In our neighbor’s tree, there appears to live a Cooper’s Hawk, Actually, a whole family of them, now. A pair started in the spring, building a big nest way up high, and, well, you know how these things go. Now that our giant elm tree is gone, these birdies are a lot easier to see.
The mama, or the one I call the mama, since I’m not an ornithologist. According to my research, she is young, because adult Cooper’s Hawks have darker grey backs and reddish breasts. Truth be told, I could have misidentified them entirely. Don’t use this blog for bird identification, please. I just know there’s a big old hawk-like nest with hawk-like birds.
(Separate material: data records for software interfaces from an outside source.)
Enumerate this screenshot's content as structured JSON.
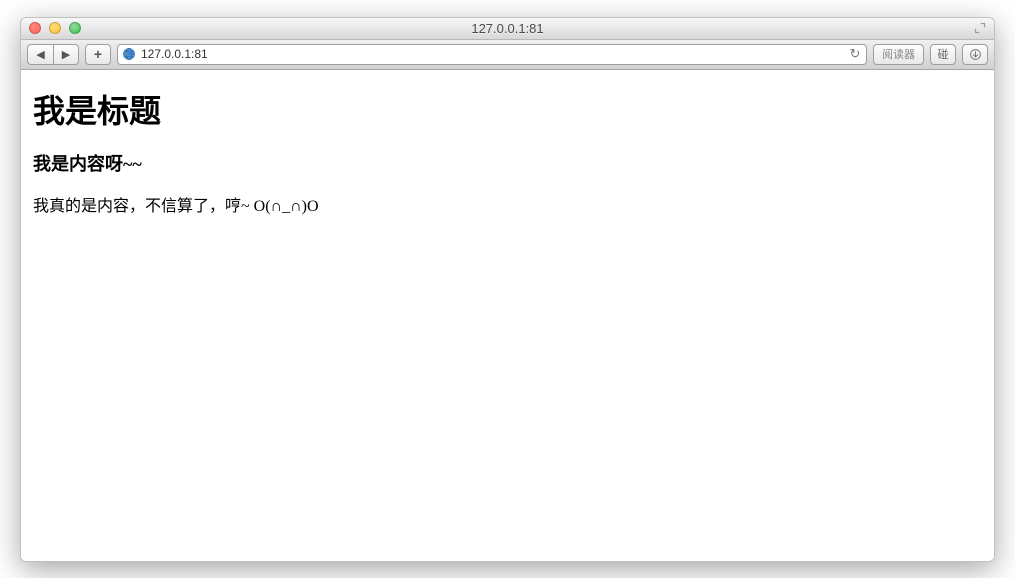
{
  "window": {
    "title": "127.0.0.1:81"
  },
  "toolbar": {
    "url": "127.0.0.1:81",
    "reader_label": "阅读器",
    "share_label": "碰"
  },
  "page": {
    "heading": "我是标题",
    "subheading": "我是内容呀~~",
    "body": "我真的是内容，不信算了，哼~ O(∩_∩)O"
  }
}
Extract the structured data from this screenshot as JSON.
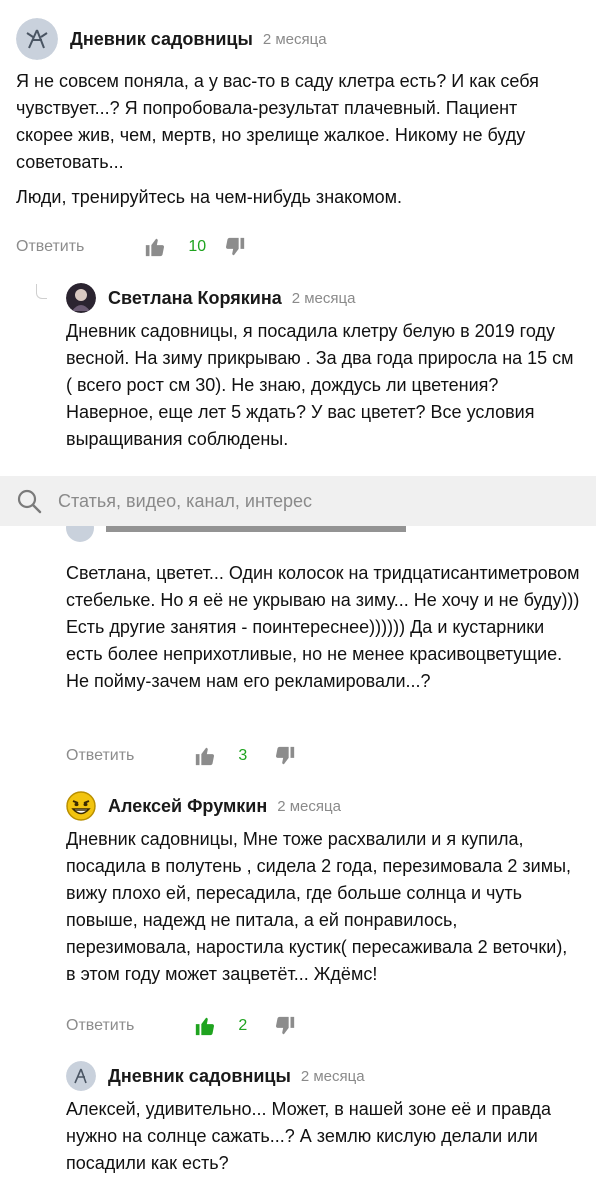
{
  "comments": [
    {
      "author": "Дневник садовницы",
      "time": "2 месяца",
      "paragraphs": [
        "Я не совсем поняла, а у вас-то в саду клетра есть? И как себя чувствует...? Я попробовала-результат плачевный. Пациент скорее жив, чем, мертв, но зрелище жалкое. Никому не буду советовать...",
        "Люди, тренируйтесь на чем-нибудь знакомом."
      ],
      "reply": "Ответить",
      "likes": "10"
    },
    {
      "author": "Светлана Корякина",
      "time": "2 месяца",
      "paragraphs": [
        "Дневник садовницы, я посадила клетру белую в 2019 году весной. На зиму прикрываю . За два года приросла на 15 см ( всего рост см 30). Не знаю, дождусь ли цветения? Наверное, еще лет 5 ждать? У вас цветет? Все условия выращивания соблюдены."
      ]
    },
    {
      "paragraphs": [
        "Светлана, цветет... Один колосок на тридцатисантиметровом стебельке. Но я её не укрываю на зиму... Не хочу и не буду))) Есть другие занятия - поинтереснее)))))) Да и кустарники есть более неприхотливые, но не менее красивоцветущие. Не пойму-зачем нам его рекламировали...?"
      ],
      "reply": "Ответить",
      "likes": "3"
    },
    {
      "author": "Алексей Фрумкин",
      "time": "2 месяца",
      "paragraphs": [
        "Дневник садовницы, Мне тоже расхвалили и я купила, посадила в полутень , сидела 2 года, перезимовала 2 зимы, вижу плохо ей, пересадила, где больше солнца и чуть повыше, надежд не питала, а ей понравилось, перезимовала, наростила кустик( пересаживала 2 веточки), в этом году может зацветёт... Ждёмс!"
      ],
      "reply": "Ответить",
      "likes": "2"
    },
    {
      "author": "Дневник садовницы",
      "time": "2 месяца",
      "paragraphs": [
        "Алексей, удивительно... Может, в нашей зоне её и правда нужно на солнце сажать...? А землю кислую делали или посадили как есть?"
      ]
    }
  ],
  "search": {
    "placeholder": "Статья, видео, канал, интерес"
  },
  "colors": {
    "likes_count": "#1fa31f",
    "meta_text": "#8a8a8a",
    "search_bg": "#f0f0f0"
  },
  "icons": {
    "like": "thumbs-up-icon",
    "dislike": "thumbs-down-icon",
    "search": "search-icon"
  }
}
This much I can say for sure.
(Mama shakes a tail feather).
In the morning, she and the papa and the baby (or two babies and no papa…) triangulate our backyard: one on the roof of our house and two in opposite corners of the yard, and talk to each other. If my dog was any smaller I’d be worried.
Here’s a side shot of the eyas (young one). (I may not be an ornithologist, but I can Google like the rest of you). There may be more than one little one, but this fellow sat still and let me take his picture. The chicks have been flying for awhile now, and they are getting a little more graceful. Apparently Cooper’s Hawks are often found with old wishbone injuries, so I worry about these clumsy little ones.
I should, of course, worry about all the other birds in the backyard, since to Cooper’s Hawks, those birds are food. I’m all for the circle of life, though, and very hopeful that when they run out of small birds, they’ll eat the red squirrels. Then we can all go home happy.